### How Much Lag?

If you know the ratio of the inductive reactance to the resistance (XL/R) in an RL circuit, then you can find the phase angle. Of course, you can also find the phase angle if you know the actual values of XL and R.

#### Pictorial Method

It isn’t necessary to construct an entire RL plane to find phase angles. You can use a ruler that has centimeter (cm) and millimeter (mm) markings, and a protractor. First, draw a line a little more than 10 cm long, going from left to right on a sheet of paper. Use the ruler and a sharp pencil. Then, with the protractor, construct a line off the left end of this first line, going vertically upward. Make this line at least 10 cm long. The horizontal line, or the one going to the right, is the R axis of a coordinate system. The vertical line, or the one going upward, is the XL axis.

If you know the values of XL and R, divide them down or multiply them up so they’re both between 0 and 100. For example, if XL = 680 Ω and R = 840 Ω, you can divide them both by 10 to get XL = 68 and R = 84. Plot these points lightly by making hash marks on the vertical and horizontal lines you’ve drawn. The R mark in this example will be 84 mm to the right of the origin, and the XL mark will be 68 mm up from the origin. Next, draw a line connecting the two hash marks, as shown in above figure. This line will run at a slant, and will form a triangle along with the two axes. Your hash marks, and the origin of the coordinate system, form the three vertices of a right triangle. The triangle is called right because one of its angles is a right angle (90°). Measure the angle between the slanted line and the R axis. Extend one or both of the lines if necessary in order to get a good reading on the protractor. This angle will be between 0 and 90°, and represents the phase angle in the RL circuit.

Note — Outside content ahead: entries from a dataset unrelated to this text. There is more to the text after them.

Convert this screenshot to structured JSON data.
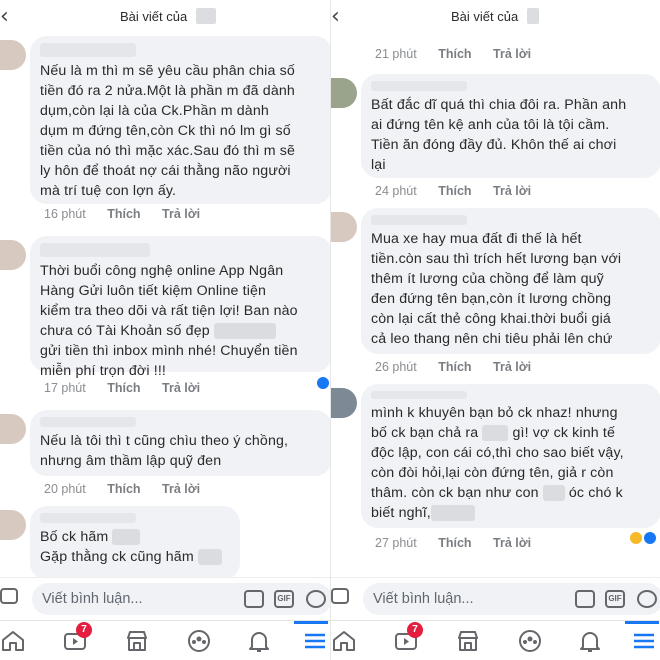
{
  "left": {
    "header": {
      "back_glyph": "‹",
      "title": "Bài viết của"
    },
    "comments": [
      {
        "text": "Nếu là m thì m sẽ yêu cầu phân chia số\ntiền đó ra 2 nửa.Một là phần m đã dành\ndụm,còn lại là của Ck.Phần m dành\ndụm m đứng tên,còn Ck thì nó lm gì số\ntiền của nó thì mặc xác.Sau đó thì m sẽ\nly hôn để thoát nợ cái thằng não người\nmà trí tuệ con lợn ấy.",
        "time": "16 phút",
        "like": "Thích",
        "reply": "Trả lời"
      },
      {
        "text": "Thời buổi công nghệ online App Ngân\nHàng Gửi luôn tiết kiệm Online tiện\nkiểm tra theo dõi và rất tiện lợi! Ban nào\nchưa có Tài Khoản số đẹp",
        "text_b": "gửi tiền thì inbox mình nhé! Chuyển tiền\nmiễn phí trọn đời !!!",
        "time": "17 phút",
        "like": "Thích",
        "reply": "Trả lời"
      },
      {
        "text": "Nếu là tôi thì t cũng chìu theo ý chồng,\nnhưng âm thầm lập quỹ đen",
        "time": "20 phút",
        "like": "Thích",
        "reply": "Trả lời"
      },
      {
        "text_a": "Bố ck hãm",
        "text_b": "Gặp thằng ck cũng hãm"
      }
    ],
    "composer": {
      "placeholder": "Viết bình luận...",
      "gif": "GIF"
    },
    "tabs": {
      "badge": "7"
    }
  },
  "right": {
    "header": {
      "back_glyph": "‹",
      "title": "Bài viết của"
    },
    "top_meta": {
      "time": "21 phút",
      "like": "Thích",
      "reply": "Trả lời"
    },
    "comments": [
      {
        "text": "Bất đắc dĩ quá thì chia đôi ra. Phần anh\nai đứng tên kệ anh của tôi là tội cầm.\nTiền ăn đóng đầy đủ. Khôn thế ai chơi\nlại",
        "time": "24 phút",
        "like": "Thích",
        "reply": "Trả lời"
      },
      {
        "text": "Mua xe hay mua đất đi thế là hết\ntiền.còn sau thì trích hết lương bạn với\nthêm ít lương của chồng để làm quỹ\nđen đứng tên bạn,còn ít lương chồng\ncòn lại cất thẻ công khai.thời buổi giá\ncả leo thang nên chi tiêu phải lên chứ",
        "time": "26 phút",
        "like": "Thích",
        "reply": "Trả lời"
      },
      {
        "l1": "mình k khuyên bạn bỏ ck nhaz! nhưng",
        "l2a": "bố ck bạn chả ra",
        "l2b": "gì! vợ ck kinh tế",
        "l3": "độc lập, con cái có,thì cho sao biết vậy,",
        "l4": "còn đòi hỏi,lại còn đứng tên, giả r còn",
        "l5a": "thâm. còn ck bạn như con",
        "l5b": "óc chó k",
        "l6a": "biết nghĩ,",
        "time": "27 phút",
        "like": "Thích",
        "reply": "Trả lời"
      }
    ],
    "composer": {
      "placeholder": "Viết bình luận...",
      "gif": "GIF"
    },
    "tabs": {
      "badge": "7"
    }
  }
}
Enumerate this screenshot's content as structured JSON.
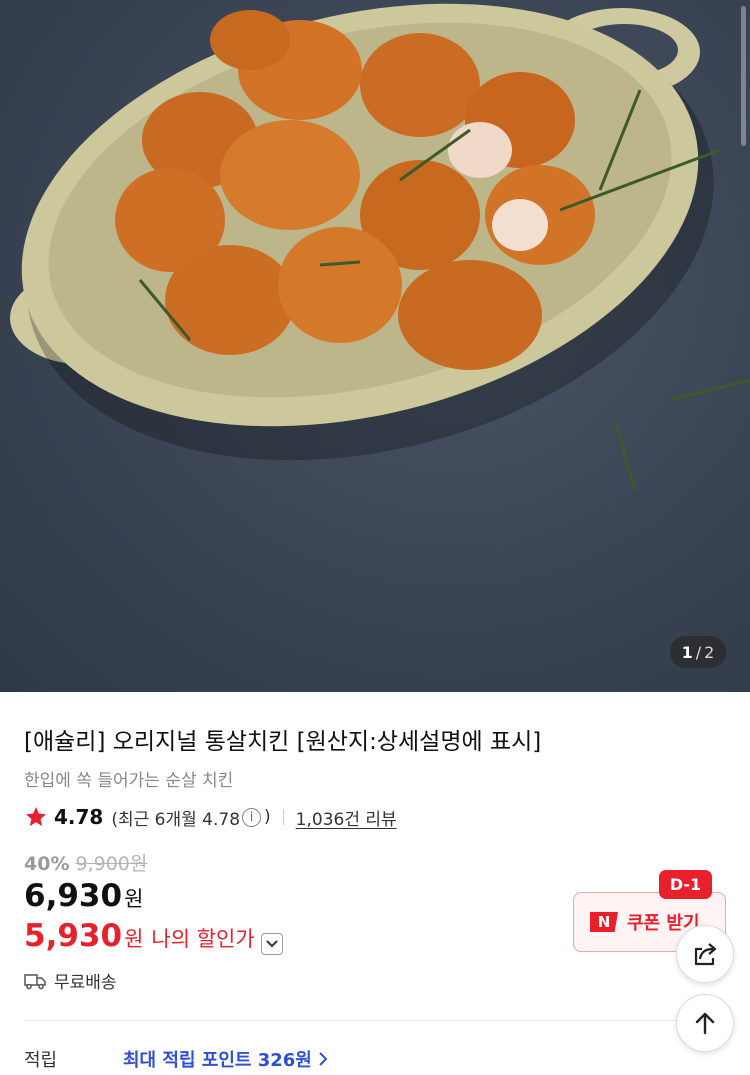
{
  "gallery": {
    "current_page": "1",
    "separator": "/",
    "total_pages": "2",
    "image_alt": "fried chicken bites in an oval dish with rosemary"
  },
  "product": {
    "title": "[애슐리] 오리지널 통살치킨 [원산지:상세설명에 표시]",
    "subtitle": "한입에 쏙 들어가는 순살 치킨",
    "rating": {
      "value": "4.78",
      "recent_text": "(최근 6개월 4.78",
      "recent_close": ")",
      "info_glyph": "i",
      "review_count_text": "1,036건 리뷰"
    },
    "pricing": {
      "discount_percent": "40%",
      "original_price": "9,900원",
      "sale_price": "6,930",
      "sale_price_unit": "원",
      "my_price": "5,930",
      "my_price_unit": "원",
      "my_price_label": "나의 할인가"
    },
    "shipping": {
      "text": "무료배송"
    },
    "points": {
      "label": "적립",
      "value": "최대 적립 포인트 326원"
    }
  },
  "coupon": {
    "brand_letter": "N",
    "label": "쿠폰 받기",
    "badge": "D-1"
  },
  "icons": {
    "star": "star-icon",
    "info": "info-icon",
    "chevron_down": "chevron-down-icon",
    "truck": "truck-icon",
    "chevron_right": "chevron-right-icon",
    "share": "share-icon",
    "arrow_up": "arrow-up-icon"
  },
  "colors": {
    "accent_red": "#e8202c",
    "points_blue": "#2f4fd8",
    "coupon_bg": "#fff3f3",
    "muted_text": "#888888"
  }
}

The complex impedance vector, R + jXL, is found by constructing a rectangle using the origin and your two hash marks as three of the four vertices, and drawing new horizontal and vertical lines to complete the figure. The vector is the diagonal of this rectangle, as shown in following figure. The phase angle is the angle between this vector and the R axis. It will be the same as the angle of the slanted line in above figure. #### Trigonometric Method

If you have a good scientific calculator that can find the arctangent of a number (also called the inverse tangent and symbolized either as arctan or tan−1), you can determine the RL phase angle more precisely than the pictorial method allows. Given the values of XL and R, the RL phase angle is the arctangent of their ratio. Phase angle is symbolized by the lowercase Greek letter phi (pronounced “fie” or “fee” and written φ). Therefore: φ = tan−1 (XL/R) or φ = arctan (XL/R)

#### Problem 1

Suppose the inductive reactance in an RL circuit is 680 Ω and the resistance is 840 Ω. What is the phase angle?
The ratio XL/R is 680/840. A calculator will display this quotient as something like 0.8095 and some more digits. Find the arctangent of this number. You should get 38.99 and some more digits. This can be rounded off to 39.0°.

#### Problem 2

Suppose an RL circuit operates at a frequency of 1.0 MHz with a resistance of 10 Ω and an inductance of 90 μH. What is the phase angle? What does this tell us about the nature of this RL circuit at this frequency?
Find the inductive reactance using the formula XL = 6.28fL = 6.28 × 1.0 × 90 = 565 Ω. Then find the ratio XL/R = 565/10 = 56.5. The phase angle is equal to arctan 56.5, which, rounded to two significant figures, is 89°. The circuit contains an almost pure inductive reactance, because the phase angle is close to 90°. The resistance contributes little to the behavior of this RL circuit at 1.0 MHz.

#### Problem 3

What is the phase angle for the preceding circuit at a frequency of 10 kHz? With that information, what can we say about the behavior of the circuit at 10 kHz?
This requires that XL be calculated again, for the new frequency. Let’s use megahertz, so it goes in the formula with microhenrys. A frequency of 10 kHz is the same as 0.010 MHz. Calculating, we get XL = 6.28fL = 6.28 × 0.010 × 90 = 5.65 Ω. The ratio XL/R is 5.65/10 = 0.565. Therefore, the phase angle is arctan 0.565, which, rounded to two significant figures, is 29°. This is not close to either 0° or 90°. Thus, at 10 kHz, the resistance and the inductive reactance both play significant roles in the behavior of the circuit.